The Milkweeds are really worth returning to again and again because they have played an important, if risky, part in folk medicine, food stuffs and are beneficial to insects. They form a large genus in the family Asclepiadaceae that contain over 140 known species. “Asclepias”, after the Greek god of healing, because of the many unreliable medicinal uses for the plants, and this particular plant’s species name “curassavica” refers to Curacao, where the first specimens were collected.
The reason the Butterfly Garden is full of them at Leu is that Milkweeds provide the only food source for Monarch butterfly caterpillars. It is another interesting case (as with the artistolochias) where, through eating a poisonous plant, the caterpillars themselves become toxic and unpalatable to birds. The flowers are also an important nectar source for bees, ants and humming birds too, and in the past were used as a source of sweetness by the Native Americans and early settlers.

The “milk” of milkweed is its milky sap, which contains alkaloids and can be irritant and toxic, but despite their general toxicity, the plants had many medicinal uses. One species Asclepias tuberosa was known in Europe as the “pleurisy root”, and was used to relieve bronchial and pulmonary trouble. Here is a short piece from the USA Department of agriculture relating to its use by the indigenous peoples here.
“Butterfly milkweed has many medicinal uses. The Omahas and Poncas ate the raw root of the butterfly milkweed for bronchial and pulmonary troubles. Butterfly milkweed root was also chewed and placed on wounds, or dried, pulverized, and blown into wounds. The Omaha tribe used butterfly milkweed medicine for rites belonging to the Shell Society. The Dakotas used the butterfly milkweed as an emetic. The Menominis considered the butterfly milkweed, which they called the “deceiver,” one of their most important medicines.
(Hmm? Another possibly useful spell for my book …)

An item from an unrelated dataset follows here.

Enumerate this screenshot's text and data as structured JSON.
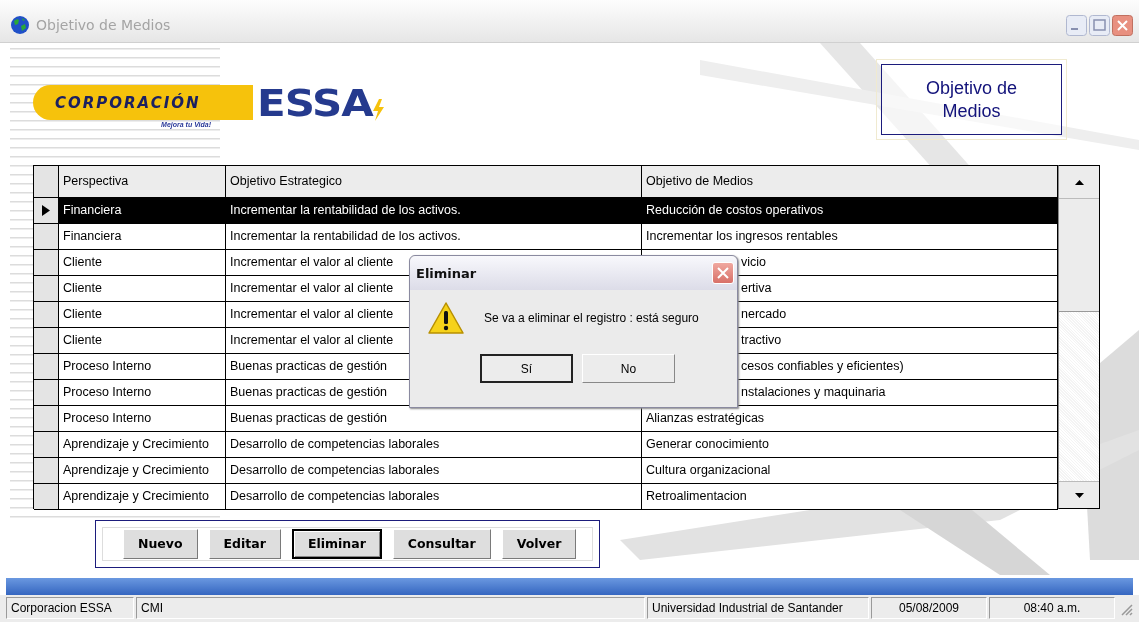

These delicate floating seeds are arranged so neatly and beautifully in their seed case but managed to spread themselves all over my room before I could draw them.
I also read that milkweed floss is coated with a waxy substance and has better insulation qualities than down feathers and that, amazingly, during World War 2, over 11 million pounds of milkweed floss were collected in the USA for various stuffing uses, as a substitute for kapok. I can’t conceive of how much volume even 1lb of these fluffy things would be, never mind 11 million.

At some time I must gather all these various bits of information together into one coherent post because the milkweeds, like many others, have such a fascinating story.
My drawing is of the pod and the few remaining seeds. I think my studio maybe carpeted with little milkweed plants later this spring which will make Ant happy.( yes.. he/she/it is still here!)

Milkweed pod.

Leaf of the Day: Crown Flower

Today’s drawing is a study of the very beautiful Crown Flower, calotropis gigantea, or giant milkweed. After a day of frustrating computer, phone and general technological horrors it was lovely to sit down and look at the exquisite structure of this flower which has waited patiently in the fridge for 4 days. Actually these little flowers are rather good at surviving as they are one of the flowers used for Hawaiian Leis and were said to be amongst the favourite flowers of Queen Liliuokalani who was the last reigning monarch of the Hawaiian islands.

Another Hawaii beauty from www.dakinedecor.com

Asclepias are named after Asklepios, the god of medicine in ancient Greece who professed to be able to raise the dead. It’s not entirely clear if he did this with Milkweeds as some are extremely toxic!
The God Hades, fearing an alarming loss of souls for his underworld kingdom, persuaded Zeus kill Asklepios. To cut a long and complicated story short, involving snakes, cyclops, Apollo and a host of other luminaries, Zeus eventually regretted his actions and immortalised Asklepios in the starry constellation known as the “serpent-bearer,” hence the serpent twined round the staff which is still the symbol of the medical profession.

The “design” of this flower is just beautiful, as is Rene Binet’s famous design for the entrance to the World Exposition in Paris, 1900. Binet had based his design on a drawing from the bologist Ernst Haeckel’s wonderful “Art Forms in Nature” which I am sure I will be returning to very soon.


Crown Flower